As vice president for governmental affairs of the National Association of Evangelicals (NAE), Richard Cizik had primary responsibility for shaping and articulating the organization"s policy on major social issues and lobbying the White House and Congress on the association"s behalf.
After hearing scientist and fellow evangelical John Houghton present evidence on global warming in 2002, Cizik led in the formation of a type of environmentalism he called "Creation Care," rooted not in politics or ideology but in Biblical injunctions to stop and prevent activities that are harmful to the Earth and its inhabitants. Nearly 500 evangelical leaders, including the presidents of dozens of Christian colleges, have signed the Evangelical Declaration on the Care of Creation, a powerful endorsement of every Christian"s duty to care for the planet and of government"s responsibility for safeguarding a sustainable environment.
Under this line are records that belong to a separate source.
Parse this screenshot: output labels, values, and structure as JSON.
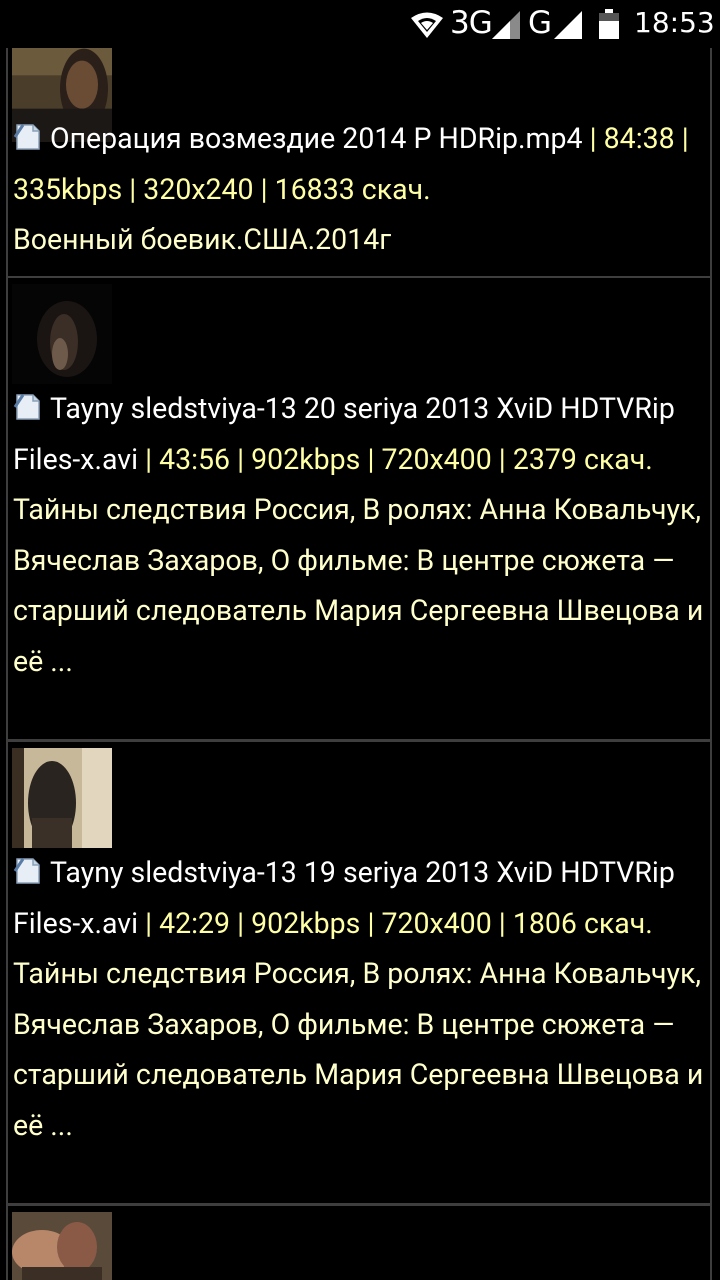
{
  "status_bar": {
    "network_1": "3G",
    "network_2": "G",
    "time": "18:53"
  },
  "items": [
    {
      "filename": "Операция возмездие 2014 P HDRip.mp4",
      "meta": " | 84:38 | 335kbps | 320x240 | 16833 скач.",
      "description": "Военный боевик.США.2014г"
    },
    {
      "filename": "Tayny sledstviya-13 20 seriya 2013 XviD HDTVRip Files-x.avi",
      "meta": " | 43:56 | 902kbps | 720x400 | 2379 скач.",
      "description": "Тайны следствия Россия, В ролях: Анна Ковальчук, Вячеслав Захаров, О фильме: В центре сюжета — старший следователь Мария Сергеевна Швецова и её ..."
    },
    {
      "filename": "Tayny sledstviya-13 19 seriya 2013 XviD HDTVRip Files-x.avi",
      "meta": " | 42:29 | 902kbps | 720x400 | 1806 скач.",
      "description": "Тайны следствия Россия, В ролях: Анна Ковальчук, Вячеслав Захаров, О фильме: В центре сюжета — старший следователь Мария Сергеевна Швецова и её ..."
    }
  ],
  "colors": {
    "background": "#000000",
    "filename": "#ffffff",
    "meta": "#ffffa6",
    "description": "#ffffcc",
    "border": "#3e3e3e"
  }
}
Despite criticism from some prominent evangelicals who regard Cizik"s emphasis on environmentalism as a diversion from evangelicalism"s "traditional values," he has received widespread support and admiration, particularly from younger evangelicals. In 2007, Time magazine named Cizik as one of the nation"s 100 most influential thinkers.
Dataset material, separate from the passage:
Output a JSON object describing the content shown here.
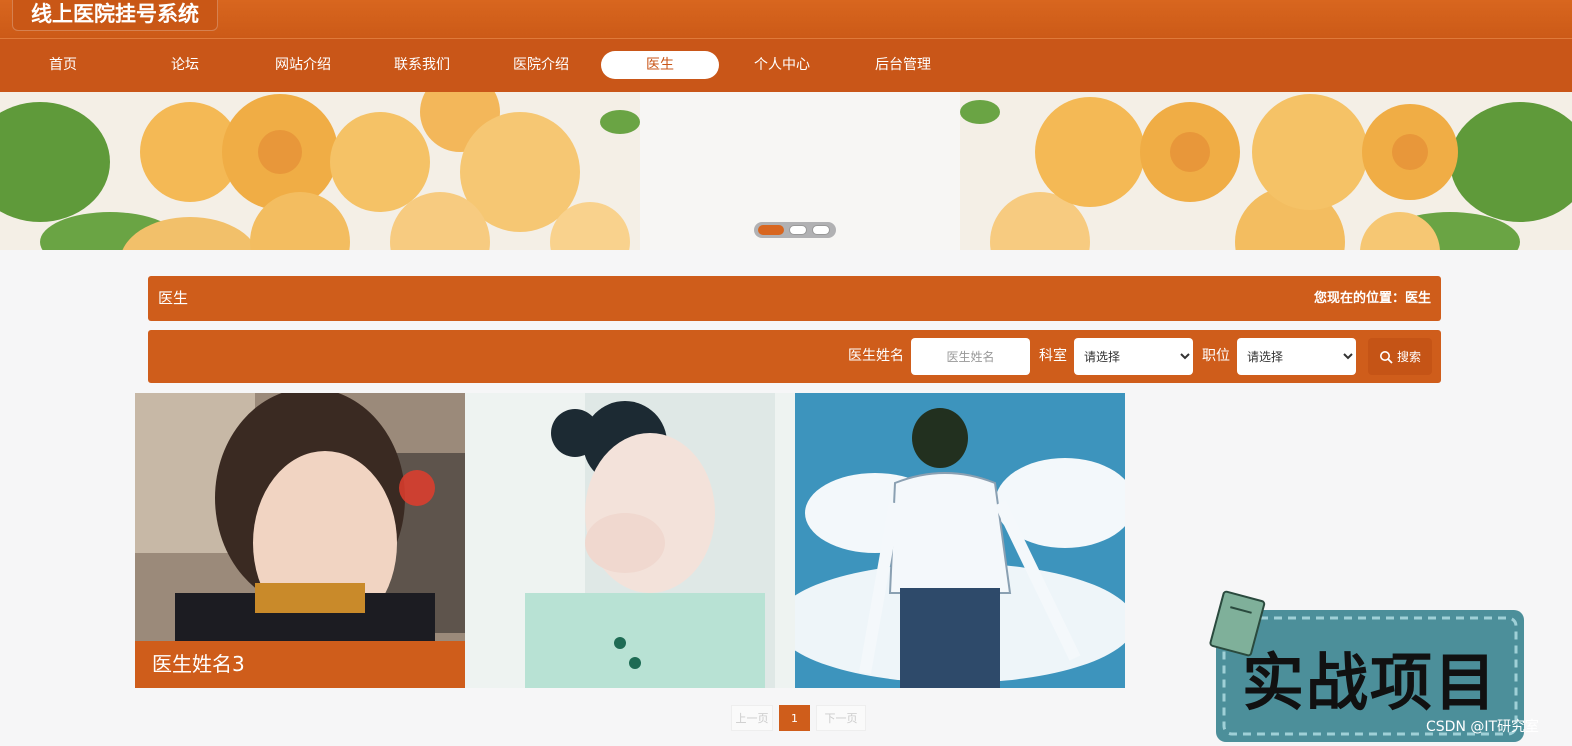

In December 2008, Cizik resigned from his position at the NAE under pressure from evangelical leaders after an appearance on the NPR program "Fresh Air," during which he told host Terry Gross that he was willing to support civil unions for same-sex couples and observed that two-thirds of younger evangelicals are willing to vote for a candidate who disagrees with them on the issue of abortion.